Tomorrow I will begin actually cutting up the beef.

Our plans for a food processing shed would make everything a whole lot easier. We already have the shed, the problem lies in that we have filled it with all sorts of other stuff that must be stored out of the weather. So we need a new shed.

The final food shed will be our main processing area for the produce from the farm. We already have a large coldroom but will be adding at least one cheese fridge (set at 12.5 degrees Celsius), chest freezers, a large and deep sink as well as a kitchen sized sink for washing up, large draining boards, a stove and oven, and plenty of work benches and shelves for storage. Here we will process our beef, poultry, pigeon and pork. Process the dairy and make cheese, yoghourt and cream. Preserve fruit and vegetables. Brew booze. Extract honey and do whatever else is needed to keep ourselves in tucker.

Now I realize this may sound like a tall order but we actually have almost all of the equipment we will need, we just need another shed so we can move my workshop out. So I like to think the end goal is close. We have begun clearing a space next door for the new shed although I still need a man with a big machine to come in and level it off properly. The new shed will be roughly 7 X 9 metres, a little larger than the food shed, and it will house my workshop (mostly my woodwork shop) in two thirds and have a closed store in the remaining third for garden tools. Along the front we will add a covered cement apron so we can get to the house in the wet season without getting too wet.
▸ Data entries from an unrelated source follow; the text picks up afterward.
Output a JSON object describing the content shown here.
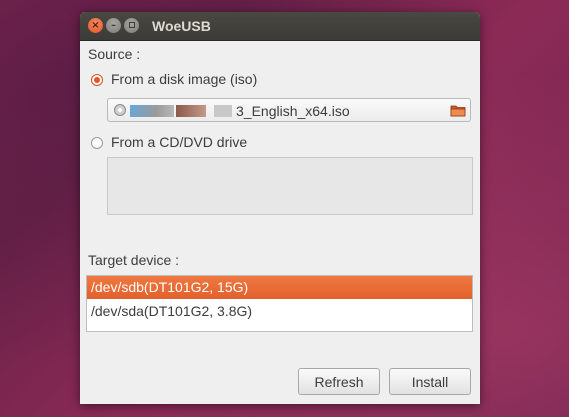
{
  "window": {
    "title": "WoeUSB",
    "controls": {
      "close_glyph": "×",
      "minimize_glyph": "–",
      "maximize_glyph": ""
    }
  },
  "source": {
    "heading": "Source :",
    "disk_image_option": {
      "label": "From a disk image (iso)",
      "selected": true
    },
    "file_path_visible_suffix": "3_English_x64.iso",
    "file_path_redacted": true,
    "cd_dvd_option": {
      "label": "From a CD/DVD drive",
      "selected": false
    }
  },
  "target": {
    "heading": "Target device :",
    "devices": [
      {
        "label": "/dev/sdb(DT101G2,  15G)",
        "selected": true
      },
      {
        "label": "/dev/sda(DT101G2,  3.8G)",
        "selected": false
      }
    ]
  },
  "buttons": {
    "refresh": "Refresh",
    "install": "Install"
  },
  "colors": {
    "accent": "#e95420",
    "titlebar": "#3c3b37",
    "window_bg": "#efefef"
  },
  "icons": {
    "file_type": "disc-icon",
    "browse": "folder-open-icon"
  }
}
I think it will also be a lovely place to sit out in the afternoon with some quiet work such as testing the quality of the latest brew.